Instructions to follow: The answer must be every line below that contains the string "time".
[Entries supplied Boundary: Start]
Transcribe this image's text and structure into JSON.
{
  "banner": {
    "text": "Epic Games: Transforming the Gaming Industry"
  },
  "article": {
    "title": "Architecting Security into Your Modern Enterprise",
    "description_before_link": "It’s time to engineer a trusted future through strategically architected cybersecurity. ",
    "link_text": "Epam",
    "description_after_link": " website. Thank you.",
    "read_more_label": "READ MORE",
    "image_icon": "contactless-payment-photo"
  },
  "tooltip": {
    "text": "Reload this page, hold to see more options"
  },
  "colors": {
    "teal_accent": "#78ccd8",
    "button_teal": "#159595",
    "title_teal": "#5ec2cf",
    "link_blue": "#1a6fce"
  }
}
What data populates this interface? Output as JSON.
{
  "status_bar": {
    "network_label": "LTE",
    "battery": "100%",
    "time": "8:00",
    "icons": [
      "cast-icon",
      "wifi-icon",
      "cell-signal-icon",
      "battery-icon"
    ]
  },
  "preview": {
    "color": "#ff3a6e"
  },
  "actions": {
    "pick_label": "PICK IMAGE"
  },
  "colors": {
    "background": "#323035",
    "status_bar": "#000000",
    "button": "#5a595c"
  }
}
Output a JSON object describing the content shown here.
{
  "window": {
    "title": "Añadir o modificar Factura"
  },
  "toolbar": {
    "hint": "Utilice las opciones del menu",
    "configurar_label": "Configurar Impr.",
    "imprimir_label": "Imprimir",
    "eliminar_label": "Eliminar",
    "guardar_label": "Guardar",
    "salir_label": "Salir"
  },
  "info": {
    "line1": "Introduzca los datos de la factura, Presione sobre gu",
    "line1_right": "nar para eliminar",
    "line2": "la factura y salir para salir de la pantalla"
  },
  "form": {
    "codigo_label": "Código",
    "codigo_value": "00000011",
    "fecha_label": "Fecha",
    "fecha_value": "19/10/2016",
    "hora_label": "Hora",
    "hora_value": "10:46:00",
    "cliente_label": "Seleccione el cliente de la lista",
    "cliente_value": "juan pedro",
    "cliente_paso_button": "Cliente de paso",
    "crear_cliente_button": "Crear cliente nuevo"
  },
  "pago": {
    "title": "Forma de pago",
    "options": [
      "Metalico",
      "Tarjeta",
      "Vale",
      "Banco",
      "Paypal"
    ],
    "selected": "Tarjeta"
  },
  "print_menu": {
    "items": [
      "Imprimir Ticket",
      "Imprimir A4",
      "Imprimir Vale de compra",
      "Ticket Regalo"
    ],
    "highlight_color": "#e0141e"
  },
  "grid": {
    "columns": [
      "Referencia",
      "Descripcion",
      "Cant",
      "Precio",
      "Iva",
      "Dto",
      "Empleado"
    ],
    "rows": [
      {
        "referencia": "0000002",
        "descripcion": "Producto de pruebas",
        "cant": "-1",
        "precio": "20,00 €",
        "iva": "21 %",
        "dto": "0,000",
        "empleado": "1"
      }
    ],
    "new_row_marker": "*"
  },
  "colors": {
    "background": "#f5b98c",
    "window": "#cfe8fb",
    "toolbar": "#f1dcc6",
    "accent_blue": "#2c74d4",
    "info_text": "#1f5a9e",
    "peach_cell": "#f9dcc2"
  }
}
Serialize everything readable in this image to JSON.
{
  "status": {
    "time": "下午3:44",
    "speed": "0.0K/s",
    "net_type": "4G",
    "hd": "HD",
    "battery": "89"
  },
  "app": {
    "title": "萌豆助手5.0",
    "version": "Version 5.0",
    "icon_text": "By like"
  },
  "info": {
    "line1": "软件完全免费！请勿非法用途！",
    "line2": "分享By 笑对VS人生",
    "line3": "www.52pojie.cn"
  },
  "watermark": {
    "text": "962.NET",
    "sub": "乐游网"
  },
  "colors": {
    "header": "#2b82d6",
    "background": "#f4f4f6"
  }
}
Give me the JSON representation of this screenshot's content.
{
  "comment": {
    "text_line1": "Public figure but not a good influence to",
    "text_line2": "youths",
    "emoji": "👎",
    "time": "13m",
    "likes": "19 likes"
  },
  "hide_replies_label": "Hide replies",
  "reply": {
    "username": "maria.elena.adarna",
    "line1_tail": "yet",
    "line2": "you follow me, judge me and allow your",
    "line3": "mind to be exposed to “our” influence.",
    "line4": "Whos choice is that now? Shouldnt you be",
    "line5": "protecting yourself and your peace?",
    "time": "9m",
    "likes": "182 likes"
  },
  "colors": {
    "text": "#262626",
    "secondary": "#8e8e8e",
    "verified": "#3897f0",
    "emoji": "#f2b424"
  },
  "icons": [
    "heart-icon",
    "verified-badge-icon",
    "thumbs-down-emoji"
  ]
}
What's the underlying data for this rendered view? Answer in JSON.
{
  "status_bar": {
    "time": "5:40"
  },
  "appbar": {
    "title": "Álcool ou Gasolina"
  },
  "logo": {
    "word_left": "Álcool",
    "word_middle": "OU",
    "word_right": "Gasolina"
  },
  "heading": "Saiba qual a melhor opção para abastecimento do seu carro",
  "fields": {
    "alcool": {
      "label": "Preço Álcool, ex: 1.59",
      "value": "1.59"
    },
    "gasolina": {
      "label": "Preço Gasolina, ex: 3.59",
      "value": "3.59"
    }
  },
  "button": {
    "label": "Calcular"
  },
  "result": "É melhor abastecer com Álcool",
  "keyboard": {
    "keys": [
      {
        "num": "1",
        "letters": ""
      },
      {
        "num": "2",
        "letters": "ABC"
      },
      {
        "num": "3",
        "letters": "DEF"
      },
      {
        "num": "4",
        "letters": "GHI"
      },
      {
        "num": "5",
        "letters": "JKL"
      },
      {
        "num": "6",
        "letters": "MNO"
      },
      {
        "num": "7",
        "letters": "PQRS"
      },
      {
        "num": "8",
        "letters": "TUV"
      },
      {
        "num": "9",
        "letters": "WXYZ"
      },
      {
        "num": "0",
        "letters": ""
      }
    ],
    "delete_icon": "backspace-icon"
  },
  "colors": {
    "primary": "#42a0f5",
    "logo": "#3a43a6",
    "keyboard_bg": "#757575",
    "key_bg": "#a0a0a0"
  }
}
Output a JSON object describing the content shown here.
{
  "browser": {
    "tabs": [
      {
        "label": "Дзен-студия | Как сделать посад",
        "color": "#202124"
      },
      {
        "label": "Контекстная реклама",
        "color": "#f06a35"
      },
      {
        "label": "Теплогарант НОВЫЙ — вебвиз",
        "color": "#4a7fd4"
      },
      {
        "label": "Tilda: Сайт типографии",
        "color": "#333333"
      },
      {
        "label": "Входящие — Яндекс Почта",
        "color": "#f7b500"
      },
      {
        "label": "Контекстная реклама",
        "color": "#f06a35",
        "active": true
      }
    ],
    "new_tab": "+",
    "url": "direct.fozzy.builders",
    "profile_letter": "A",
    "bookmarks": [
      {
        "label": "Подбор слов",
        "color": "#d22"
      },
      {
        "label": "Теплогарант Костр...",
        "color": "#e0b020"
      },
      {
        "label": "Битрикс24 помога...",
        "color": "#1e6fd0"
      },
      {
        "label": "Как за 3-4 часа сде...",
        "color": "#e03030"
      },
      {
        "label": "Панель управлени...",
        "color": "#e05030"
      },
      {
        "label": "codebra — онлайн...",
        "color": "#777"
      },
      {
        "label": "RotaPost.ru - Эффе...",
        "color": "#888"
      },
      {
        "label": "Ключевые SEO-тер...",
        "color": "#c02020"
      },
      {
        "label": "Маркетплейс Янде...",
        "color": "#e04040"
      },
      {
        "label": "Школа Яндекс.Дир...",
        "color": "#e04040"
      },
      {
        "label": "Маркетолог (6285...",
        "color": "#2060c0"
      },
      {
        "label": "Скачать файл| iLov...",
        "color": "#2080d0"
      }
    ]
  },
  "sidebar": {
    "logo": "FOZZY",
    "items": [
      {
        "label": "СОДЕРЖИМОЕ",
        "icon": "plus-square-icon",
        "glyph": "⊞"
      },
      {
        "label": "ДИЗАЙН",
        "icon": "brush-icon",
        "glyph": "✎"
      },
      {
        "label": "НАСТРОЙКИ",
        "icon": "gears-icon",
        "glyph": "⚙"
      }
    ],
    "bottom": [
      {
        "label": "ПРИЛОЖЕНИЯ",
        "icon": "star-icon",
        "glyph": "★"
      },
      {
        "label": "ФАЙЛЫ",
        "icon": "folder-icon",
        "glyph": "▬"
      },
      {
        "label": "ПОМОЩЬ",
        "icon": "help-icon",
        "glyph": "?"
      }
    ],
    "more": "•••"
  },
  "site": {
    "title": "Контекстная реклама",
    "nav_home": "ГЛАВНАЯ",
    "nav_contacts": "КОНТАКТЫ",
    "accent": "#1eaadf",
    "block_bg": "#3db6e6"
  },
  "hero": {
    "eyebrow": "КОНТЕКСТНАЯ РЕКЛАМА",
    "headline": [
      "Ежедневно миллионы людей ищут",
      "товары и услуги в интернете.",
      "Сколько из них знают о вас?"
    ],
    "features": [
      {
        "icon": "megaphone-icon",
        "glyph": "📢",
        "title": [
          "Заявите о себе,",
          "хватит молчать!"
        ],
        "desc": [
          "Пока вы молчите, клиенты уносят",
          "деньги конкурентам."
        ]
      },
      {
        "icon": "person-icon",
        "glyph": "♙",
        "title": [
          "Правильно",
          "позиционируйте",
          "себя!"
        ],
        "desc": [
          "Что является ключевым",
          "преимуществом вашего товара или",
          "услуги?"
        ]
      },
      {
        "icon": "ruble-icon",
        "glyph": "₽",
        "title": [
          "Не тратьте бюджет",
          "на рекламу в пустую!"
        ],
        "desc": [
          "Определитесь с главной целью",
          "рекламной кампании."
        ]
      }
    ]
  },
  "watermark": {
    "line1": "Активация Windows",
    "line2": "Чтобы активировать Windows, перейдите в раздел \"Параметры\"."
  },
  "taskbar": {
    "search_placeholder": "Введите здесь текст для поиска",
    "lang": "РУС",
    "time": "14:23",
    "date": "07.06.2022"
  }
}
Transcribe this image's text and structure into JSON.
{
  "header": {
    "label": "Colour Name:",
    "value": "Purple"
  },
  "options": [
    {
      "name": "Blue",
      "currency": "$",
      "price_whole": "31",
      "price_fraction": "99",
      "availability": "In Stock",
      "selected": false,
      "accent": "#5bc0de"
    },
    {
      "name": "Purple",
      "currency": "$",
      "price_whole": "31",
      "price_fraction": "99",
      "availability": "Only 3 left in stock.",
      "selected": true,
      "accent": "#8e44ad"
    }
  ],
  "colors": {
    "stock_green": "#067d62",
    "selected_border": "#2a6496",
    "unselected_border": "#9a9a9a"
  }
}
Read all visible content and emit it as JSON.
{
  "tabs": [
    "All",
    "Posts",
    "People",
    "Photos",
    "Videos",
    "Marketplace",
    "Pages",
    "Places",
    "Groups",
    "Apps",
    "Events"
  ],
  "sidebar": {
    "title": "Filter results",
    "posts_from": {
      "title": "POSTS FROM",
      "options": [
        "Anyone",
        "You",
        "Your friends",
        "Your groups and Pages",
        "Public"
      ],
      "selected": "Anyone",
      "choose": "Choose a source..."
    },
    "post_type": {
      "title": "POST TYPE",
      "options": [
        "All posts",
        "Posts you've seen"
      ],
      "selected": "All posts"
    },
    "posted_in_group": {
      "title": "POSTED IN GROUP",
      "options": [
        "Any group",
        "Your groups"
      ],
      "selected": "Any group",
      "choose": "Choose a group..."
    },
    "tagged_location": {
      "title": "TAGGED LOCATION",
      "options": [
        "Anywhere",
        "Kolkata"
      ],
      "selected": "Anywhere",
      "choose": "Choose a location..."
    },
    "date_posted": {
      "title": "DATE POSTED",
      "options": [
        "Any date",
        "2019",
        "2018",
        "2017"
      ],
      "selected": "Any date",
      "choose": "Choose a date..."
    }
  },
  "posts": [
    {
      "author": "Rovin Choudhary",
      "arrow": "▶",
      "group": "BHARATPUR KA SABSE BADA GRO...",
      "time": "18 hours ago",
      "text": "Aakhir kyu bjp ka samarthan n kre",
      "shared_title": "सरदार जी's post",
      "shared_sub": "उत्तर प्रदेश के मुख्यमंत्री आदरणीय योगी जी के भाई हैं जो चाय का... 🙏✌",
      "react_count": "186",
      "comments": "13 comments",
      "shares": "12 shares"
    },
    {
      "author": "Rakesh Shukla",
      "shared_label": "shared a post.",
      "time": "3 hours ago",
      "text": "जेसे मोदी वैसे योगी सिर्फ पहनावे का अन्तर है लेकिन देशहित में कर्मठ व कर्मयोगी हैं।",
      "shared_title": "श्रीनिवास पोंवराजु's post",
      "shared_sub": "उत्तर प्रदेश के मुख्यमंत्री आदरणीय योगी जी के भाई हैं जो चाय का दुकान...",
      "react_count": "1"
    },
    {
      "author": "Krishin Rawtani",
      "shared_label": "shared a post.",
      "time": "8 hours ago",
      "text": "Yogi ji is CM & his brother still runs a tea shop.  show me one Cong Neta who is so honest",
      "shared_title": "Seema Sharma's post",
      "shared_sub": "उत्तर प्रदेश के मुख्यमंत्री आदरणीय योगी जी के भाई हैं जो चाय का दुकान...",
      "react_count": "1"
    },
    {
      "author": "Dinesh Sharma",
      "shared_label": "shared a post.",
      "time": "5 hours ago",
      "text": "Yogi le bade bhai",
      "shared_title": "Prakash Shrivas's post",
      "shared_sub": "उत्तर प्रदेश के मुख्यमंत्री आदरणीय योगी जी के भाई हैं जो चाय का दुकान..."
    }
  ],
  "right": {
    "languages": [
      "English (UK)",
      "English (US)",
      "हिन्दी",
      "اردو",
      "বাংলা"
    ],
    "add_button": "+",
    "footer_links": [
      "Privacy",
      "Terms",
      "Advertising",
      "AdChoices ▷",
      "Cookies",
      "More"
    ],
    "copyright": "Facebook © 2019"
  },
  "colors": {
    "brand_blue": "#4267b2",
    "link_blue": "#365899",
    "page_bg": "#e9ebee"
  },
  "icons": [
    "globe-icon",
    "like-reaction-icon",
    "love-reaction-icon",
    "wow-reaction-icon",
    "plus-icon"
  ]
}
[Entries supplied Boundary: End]
Result:
    "description_before_link": "It’s time to engineer a trusted future through strategically architected cybersecurity. ",
    "time": "8:00",
    "time": "下午3:44",
    "time": "13m",
    "time": "9m",
    "time": "5:40"
    "time": "14:23",
      "time": "18 hours ago",
      "time": "3 hours ago",
      "time": "8 hours ago",
      "time": "5 hours ago",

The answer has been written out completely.